17dimensions      [0 1 -1 0 0 0 0];
18
19internalField   uniform (0 0 0);
20
21boundaryField
22{
23    movingWall
24    {
25        type            fixedValue;
26        value           uniform (1 0 0);
27    }
28
29    fixedWalls
30    {
31        type            noSlip;
32    }
33
34    frontAndBack
35    {
36        type            empty;
37    }
38}
39
40// ************************************************************************* //

There is additional file syntax that offers great flexibility for the setting up of OpenFOAM case files, namely directives and macro substitutions. Directives are commands that can be contained within case files that begin with the hash (#) symbol. Macro substitutions begin with the dollar ($) symbol. At present there are 4 directive commands available in OpenFOAM: #include "<fileName>" (or #includeIfPresent "<fileName>" reads the file of name <fileName>; #inputMode has the following options: • #default : provide default value if entry is not already defined • #overwrite : silently overwrites existing entries • #warn : warn about duplicate entries • #error : error if any duplicate entries occur • #merge : merge sub-directories when possible (the default mode) #remove <keywordEntry> removes any included keyword entry; can take a word or regular expression; #codeStream followed by verbatim C++ code, compiles, loads and executes the code on-the-fly to generate the entry. ### 2.2.10 The #include and #inputMode directives For example, let us say a user wishes to set an initial value of pressure once to be used as the internal field and initial value at a boundary. We could create a file, e.g. named initialConditions, which contains the following entries: pressure 1e+05; #inputMode merge In order to use this pressure for both the internal and initial boundary fields, the user would simply include the following macro substitutions in the pressure field file p: #include "initialConditions" internalField uniform$pressure;
boundaryField
{
patch1
{
type fixedValue;
value \$internalField;
}
}
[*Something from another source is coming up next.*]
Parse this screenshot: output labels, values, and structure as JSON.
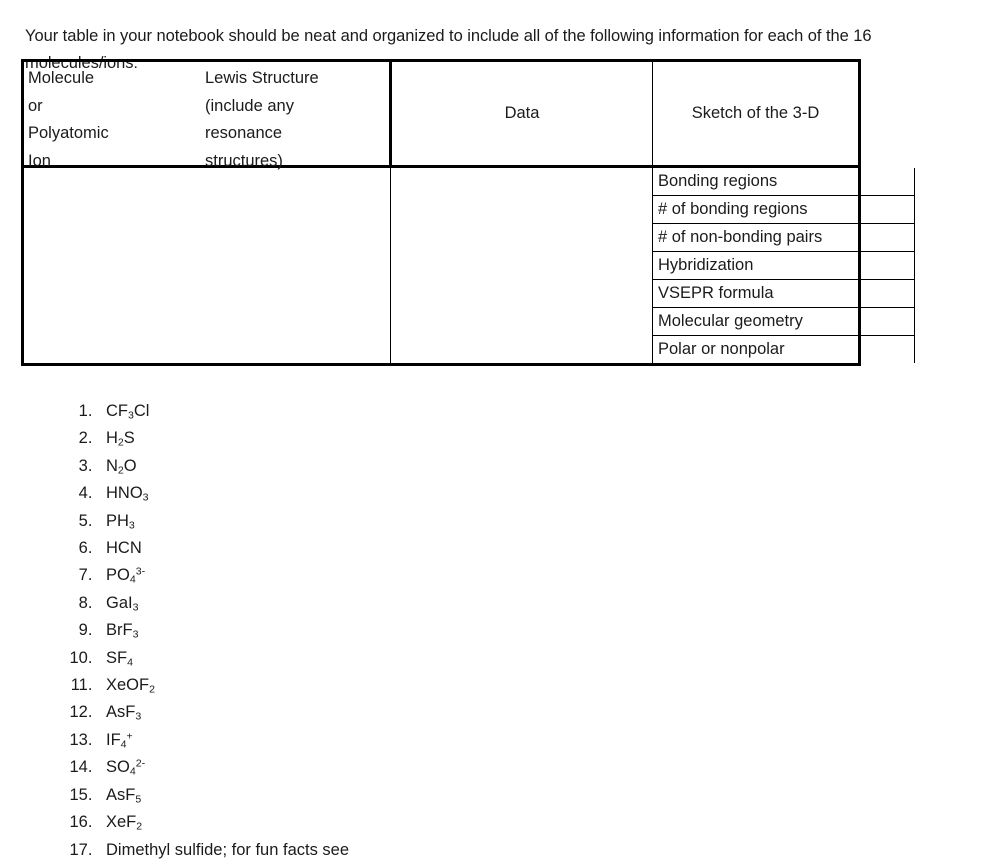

This is a fairly trivial example that simply demonstrates how this functionality works. However, the functionality can be used in many, more powerful ways particularly as a means of generalising case data to suit the user’s needs. For example, if a user has a set of cases that require the same RAS turbulence model settings, a single file can be created with those settings which is simply included in the turbulenceProperties file of each case. Macro substitutions can extend well beyond a single value so that, for example, sets of boundary conditions can be predefined and called by a single macro. The extent to which such functionality can be used is almost endless.

### 2.2.11 The #codeStream directive

The #codeStream directive takes C++ code which is compiled and executed to deliver the dictionary entry. The code and compilation instructions are specified through the following keywords.

• code: specifies the code, called with arguments OStream& os and const dictionary& dict which the user can use in the code, e.g. to lookup keyword entries from within the current case dictionary (file).
• codeInclude (optional): specifies additional C++ #include statements to include OpenFOAM files.
• codeOptions (optional): specifies any extra compilation flags to be added to EXE_INC in Make/options.
• codeLibs (optional): specifies any extra compilation flags to be added to LIB_LIBS in Make/options.

Code, like any string, can be written across multiple lines by enclosing it within hash-bracket delimiters, i.e. #{…#}. Anything in between these two delimiters becomes a string with all newlines, quotes, etc. preserved.

An example of #codeStream is given below. The code in the controlDict file looks up dictionary entries and does a simple calculation for the write interval:

startTime       0;
endTime         100;
...
writeInterval   #codeStream
{
code
#{